Sturgeon issued a list of demands on public spending via her 56 newly-elected MPs. She claimed the party had a right to push it’s left-wing agenda as Cameron had “no mandate” in Scotland. The Tories took just one seat north of the border, potentially driving an even bigger wedge between England and Scotland.
Sturgeon told the Daily Mail that she would call for a second referendum if the PM ignores “the voice of the Scottish people”. In response the Prime Minister’s press spokesman said both sides had stated the referendum decisively settled the issue of Scottish independence. He also pointed out Sturgeon had previously conceded the general election was not about independence.
The Prime Minister is said to be determined to “get on” with the implementation of the Smith Commission on devolution. The commission proposed to give full powers over tax to the Scottish Parliament and has so far received cross party support.

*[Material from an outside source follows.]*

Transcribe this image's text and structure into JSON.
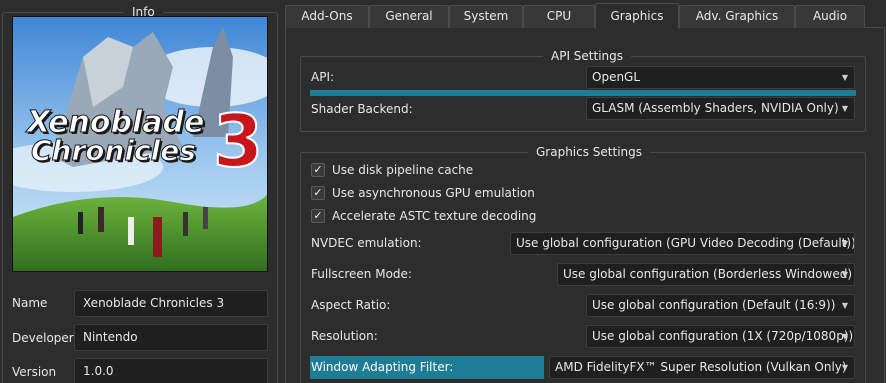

But Nicola Sturgeon wanted more, she said: “How David Cameron, his government and the Westminster system choose to respond to the message Scotland has sent will be crucial to how we move forward… I spoke to the Prime Minister by phone on Friday and we are looking to meet later this week.
“Public spending and the protection of Scotland’s Budget will be key issues on the agenda when we do meet. The issue of more powers for the Scottish parliament must also form part of our discussions.”
In another example of the bolder stance of the Scottish Nationalists, the party signed a deal with the Scottish Trade Union Congress to oppose the government. In the agreement the two said they would oppose £12bn of public spending cuts that the Treasury see as vital.
Christina McKelvie MSP, head of the SNP Parliamentary Trade Union Group, issued a press statement saying: “A positive working relationship between the SNP and Scotland’s trade unions will be crucial in leading the opposition to this out of touch Tory government and its ideological commitment to cuts – and today’s agreement with the First Minister is a very welcome step in fighting the Tories’ austerity agenda.”
There are increasing fears in Westminster that the SNP will attempt to stoke up a damaging rift with the government in order to secure independence.